Herring says one of the most important skills she gained while at UH Hilo is how to speak in a professional setting.
“Like most people, public speaking was always nerve-racking for me,” she admits. “When I was able to take a public speaking class and classes that had a very open dialogue, I learned how to conduct myself in a large group and effectively get my point across. This has applied directly to my career and has made me a better producer. I’m now comfortable speaking to large groups of people and often enjoy doing so. This includes running presentations with The Try Guys, coordinating large film crews, and speaking to much larger audiences at conventions like VidCon.”
Herring says there are many career paths for communication majors including video production, public relations, human resources, sales, brand strategist, marketing manager, and party planning.
“A communication degree is really great if you have an idea of the field you might want to work in, but you’re not sure exactly what job you want yet,” she advises.
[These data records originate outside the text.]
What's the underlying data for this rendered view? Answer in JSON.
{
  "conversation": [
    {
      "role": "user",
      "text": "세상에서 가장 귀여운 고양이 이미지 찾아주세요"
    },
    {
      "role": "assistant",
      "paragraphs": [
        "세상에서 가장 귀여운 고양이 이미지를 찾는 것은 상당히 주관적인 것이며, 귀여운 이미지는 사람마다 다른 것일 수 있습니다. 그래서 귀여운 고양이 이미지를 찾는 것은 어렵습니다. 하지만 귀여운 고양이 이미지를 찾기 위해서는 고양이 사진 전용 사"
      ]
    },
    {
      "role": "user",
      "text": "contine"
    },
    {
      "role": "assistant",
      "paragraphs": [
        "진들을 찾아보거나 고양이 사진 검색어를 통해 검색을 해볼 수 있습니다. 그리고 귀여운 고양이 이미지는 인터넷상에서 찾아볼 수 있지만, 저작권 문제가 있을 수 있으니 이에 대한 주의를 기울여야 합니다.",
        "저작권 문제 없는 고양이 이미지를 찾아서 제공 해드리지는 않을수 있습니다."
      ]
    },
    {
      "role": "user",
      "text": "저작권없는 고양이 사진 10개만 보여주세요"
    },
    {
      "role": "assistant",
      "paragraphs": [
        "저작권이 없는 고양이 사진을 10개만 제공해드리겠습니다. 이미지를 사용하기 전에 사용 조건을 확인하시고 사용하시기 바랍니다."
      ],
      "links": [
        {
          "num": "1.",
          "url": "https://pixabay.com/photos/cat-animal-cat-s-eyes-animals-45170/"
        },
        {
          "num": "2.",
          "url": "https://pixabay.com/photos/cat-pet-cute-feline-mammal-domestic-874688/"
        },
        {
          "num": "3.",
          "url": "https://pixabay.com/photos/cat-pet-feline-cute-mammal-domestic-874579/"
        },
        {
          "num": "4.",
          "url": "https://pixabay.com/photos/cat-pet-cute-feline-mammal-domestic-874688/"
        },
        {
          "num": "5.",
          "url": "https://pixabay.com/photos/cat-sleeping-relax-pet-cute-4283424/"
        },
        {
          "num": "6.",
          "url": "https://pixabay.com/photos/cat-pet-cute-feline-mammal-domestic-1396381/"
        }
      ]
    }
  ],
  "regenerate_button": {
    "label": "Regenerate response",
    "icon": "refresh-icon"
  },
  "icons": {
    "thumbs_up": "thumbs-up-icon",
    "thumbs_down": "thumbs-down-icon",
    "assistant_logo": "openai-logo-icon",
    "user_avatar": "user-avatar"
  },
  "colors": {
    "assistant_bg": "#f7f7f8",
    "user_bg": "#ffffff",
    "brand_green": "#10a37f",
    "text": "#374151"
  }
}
Story by Susan Enright, a public information specialist for the Office of the Chancellor and editor of UH Hilo Stories. She received her bachelor of arts in English and certificate in women’s studies from UH Hilo.